Next, I need to allow my service principal access to the key vault. Otherwise, it won’t be able to retrieve the secrets and use them in the pipeline. I provide this access by using Azure CLI and the command below. You can find the client id under “Azure Active Directory” and “App registrations,” find the service principal you are using in GitHub actions, and in the overview, the client id is listed. I have pasted an example on the app registration below.

az keyvault set-policy -n BlogPostDemo --secret-permissions get list --spn <clientId>

With the key vault created and the updated permissions, I can update my GitHub action workflow to fetch and pass these secrets. Below I have pasted a section from my YAML file which logs into Azure with my service principal, and then it retrieves the secrets in the key vault I have created.

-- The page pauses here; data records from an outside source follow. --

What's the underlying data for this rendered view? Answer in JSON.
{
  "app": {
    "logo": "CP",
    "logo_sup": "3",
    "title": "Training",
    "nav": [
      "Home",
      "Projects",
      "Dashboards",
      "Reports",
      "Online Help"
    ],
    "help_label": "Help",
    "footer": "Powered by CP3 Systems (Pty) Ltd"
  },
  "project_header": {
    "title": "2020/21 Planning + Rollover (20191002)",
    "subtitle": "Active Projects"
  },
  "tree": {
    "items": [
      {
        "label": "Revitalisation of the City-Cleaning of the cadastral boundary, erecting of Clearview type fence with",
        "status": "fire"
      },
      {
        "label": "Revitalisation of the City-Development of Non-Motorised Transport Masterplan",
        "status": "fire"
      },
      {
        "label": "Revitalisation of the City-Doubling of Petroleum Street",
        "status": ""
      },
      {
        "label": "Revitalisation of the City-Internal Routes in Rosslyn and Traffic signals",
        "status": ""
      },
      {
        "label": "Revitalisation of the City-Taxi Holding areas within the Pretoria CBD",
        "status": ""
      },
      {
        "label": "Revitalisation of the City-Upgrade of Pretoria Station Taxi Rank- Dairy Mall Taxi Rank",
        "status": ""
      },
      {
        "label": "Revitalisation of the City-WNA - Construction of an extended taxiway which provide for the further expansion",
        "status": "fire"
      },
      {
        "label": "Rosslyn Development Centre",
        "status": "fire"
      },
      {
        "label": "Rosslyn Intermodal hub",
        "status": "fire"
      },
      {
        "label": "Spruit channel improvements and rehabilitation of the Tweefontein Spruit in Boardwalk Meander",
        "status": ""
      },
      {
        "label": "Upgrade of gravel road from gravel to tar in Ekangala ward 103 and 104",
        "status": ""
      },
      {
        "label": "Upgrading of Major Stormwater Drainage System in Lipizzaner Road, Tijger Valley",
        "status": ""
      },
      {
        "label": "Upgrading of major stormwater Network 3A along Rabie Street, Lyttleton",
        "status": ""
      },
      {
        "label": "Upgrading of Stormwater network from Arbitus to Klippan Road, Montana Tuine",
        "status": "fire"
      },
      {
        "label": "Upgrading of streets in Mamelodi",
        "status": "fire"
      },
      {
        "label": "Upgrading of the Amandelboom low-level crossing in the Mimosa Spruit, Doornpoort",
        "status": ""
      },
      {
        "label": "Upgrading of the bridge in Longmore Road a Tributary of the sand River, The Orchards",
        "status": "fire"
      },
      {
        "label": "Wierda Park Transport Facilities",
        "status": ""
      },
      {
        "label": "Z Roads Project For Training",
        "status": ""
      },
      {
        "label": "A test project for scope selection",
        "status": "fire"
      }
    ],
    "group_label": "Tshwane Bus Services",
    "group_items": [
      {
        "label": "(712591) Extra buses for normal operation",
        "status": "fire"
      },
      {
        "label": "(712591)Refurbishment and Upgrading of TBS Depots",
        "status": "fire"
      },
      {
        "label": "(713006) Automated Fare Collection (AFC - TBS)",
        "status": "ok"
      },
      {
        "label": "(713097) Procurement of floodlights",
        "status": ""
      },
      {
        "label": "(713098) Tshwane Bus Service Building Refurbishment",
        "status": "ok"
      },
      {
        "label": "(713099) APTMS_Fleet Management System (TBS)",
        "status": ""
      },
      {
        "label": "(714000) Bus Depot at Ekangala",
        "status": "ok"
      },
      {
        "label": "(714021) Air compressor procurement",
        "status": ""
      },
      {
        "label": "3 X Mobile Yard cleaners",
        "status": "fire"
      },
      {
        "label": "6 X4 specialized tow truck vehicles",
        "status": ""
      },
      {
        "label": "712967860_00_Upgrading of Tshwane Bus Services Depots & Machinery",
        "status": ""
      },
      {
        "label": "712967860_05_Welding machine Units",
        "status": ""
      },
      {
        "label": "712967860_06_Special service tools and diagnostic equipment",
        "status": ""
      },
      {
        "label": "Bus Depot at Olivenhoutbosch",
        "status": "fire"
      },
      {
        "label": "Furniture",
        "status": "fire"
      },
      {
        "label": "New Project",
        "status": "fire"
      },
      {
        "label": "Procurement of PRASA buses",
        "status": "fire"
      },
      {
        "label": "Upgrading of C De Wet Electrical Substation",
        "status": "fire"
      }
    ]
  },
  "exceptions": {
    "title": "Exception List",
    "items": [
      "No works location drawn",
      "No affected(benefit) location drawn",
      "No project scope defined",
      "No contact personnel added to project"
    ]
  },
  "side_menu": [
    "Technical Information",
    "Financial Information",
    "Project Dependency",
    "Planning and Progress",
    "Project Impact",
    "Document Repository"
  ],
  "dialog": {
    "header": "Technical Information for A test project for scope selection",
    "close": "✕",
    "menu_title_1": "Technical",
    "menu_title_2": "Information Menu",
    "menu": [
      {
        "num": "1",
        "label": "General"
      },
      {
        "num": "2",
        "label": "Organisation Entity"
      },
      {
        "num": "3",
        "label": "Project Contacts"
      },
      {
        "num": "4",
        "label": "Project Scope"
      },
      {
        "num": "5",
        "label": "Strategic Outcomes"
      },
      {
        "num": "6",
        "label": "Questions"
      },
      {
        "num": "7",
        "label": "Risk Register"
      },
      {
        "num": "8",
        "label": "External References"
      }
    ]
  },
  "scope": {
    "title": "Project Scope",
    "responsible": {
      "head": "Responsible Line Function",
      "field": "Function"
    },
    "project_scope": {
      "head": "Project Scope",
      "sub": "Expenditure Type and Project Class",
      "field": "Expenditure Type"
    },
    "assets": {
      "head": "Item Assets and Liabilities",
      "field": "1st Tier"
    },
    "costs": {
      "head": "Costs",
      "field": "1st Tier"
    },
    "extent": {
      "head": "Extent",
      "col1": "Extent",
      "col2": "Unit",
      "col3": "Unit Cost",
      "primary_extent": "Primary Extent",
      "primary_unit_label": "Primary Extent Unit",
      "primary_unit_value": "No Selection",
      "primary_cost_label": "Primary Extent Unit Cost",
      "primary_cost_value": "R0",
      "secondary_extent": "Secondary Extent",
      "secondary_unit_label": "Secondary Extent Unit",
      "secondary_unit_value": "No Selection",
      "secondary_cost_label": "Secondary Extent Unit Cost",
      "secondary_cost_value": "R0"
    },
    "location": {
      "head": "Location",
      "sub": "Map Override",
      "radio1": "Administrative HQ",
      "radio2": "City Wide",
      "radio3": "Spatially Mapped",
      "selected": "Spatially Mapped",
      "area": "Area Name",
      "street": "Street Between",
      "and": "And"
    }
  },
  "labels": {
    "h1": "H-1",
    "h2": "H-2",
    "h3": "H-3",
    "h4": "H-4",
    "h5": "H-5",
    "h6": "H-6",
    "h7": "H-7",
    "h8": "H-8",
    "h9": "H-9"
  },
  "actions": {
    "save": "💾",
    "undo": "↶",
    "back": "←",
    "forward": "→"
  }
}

    - name: Login to Azure
      uses: azure/login@v1
        creds: ${{ secrets.AZURE\_CREDENTIALS\_BLOGSERIES }}

    - uses: Azure/get-keyvault-secrets@v1
        keyvault: "BlogPostDemo"
        secrets: 'VMPassword, DomainJoinPassword, VPNSharedSecret'
      id: KeyVaultSecrets

To use the secrets, I reference the id from the key vault section above and point to the secret I need. Below is an example of this configuration.

    - name: Deploy Citrix Cloud Connectors
      uses: azure/arm-deploy@v1
        scope: resourcegroup
        resourceGroupName: rg-bicep-citrix-vm-001
        subscriptionId: ${{ secrets.AZURE\_SUBSCRIPTION }}
        region: westeurope
        template: ./VirtualMachine/DeployCCCVM.bicep
        deploymentMode: incremental
          DomainJoinPassword=${{ steps.KeyVaultSecrets.outputs.DomainJoinPassword }}
          VMPassword=${{ steps.KeyVaultSecrets.outputs.VMPassword }} 

For the above to work the bicep file needs to take the secrets as parameters and below I have an example of this.

param companyPrefix string = 'bicep'
param VMPassword string
param DomainJoinPassword string

module citrixcloudconnector './Templates/CitrixCloudConnector.bicep' = {
  name: 'CitrixCloudConnector'
  params: {
    availabilitySetName: 'as-citrix-001'
    availabilitySetPlatformFaultDomainCount: 2
    availabilitySetPlatformUpdateDomainCount: 5
    CCVMPrefix: 'vm-ctx-cc'
    domainFQDN: 'InsertDomain'
    domainJoinUserName: 'domainjoin'
    domainJoinUserPassword: DomainJoinPassword
    location: resourceGroup().location
    OS: 'Server2019'
    ouPath: 'InsertOUPath'
    SubnetName: 'snet-citrix-vm-001'
    virtualMachineCount: 2
    VMPassword: VMPassword
    VMSize: 'Standard\_B2ms'
    VMUserName: 'azureadmin'
    vNetName: 'vnet-${companyPrefix}-citrix-001'
    vNetResourceGroup: 'rg-${companyPrefix}-citrix-network-001'

By using Azure key vault, I have secured my deployment and ensured that no password is stored in my source code and that no password will be shown in any deployment logs in GitHub actions.

You can find the complete source code for my Bicep deployment here .

I hope this post was useful, and do provide any feedback you might have.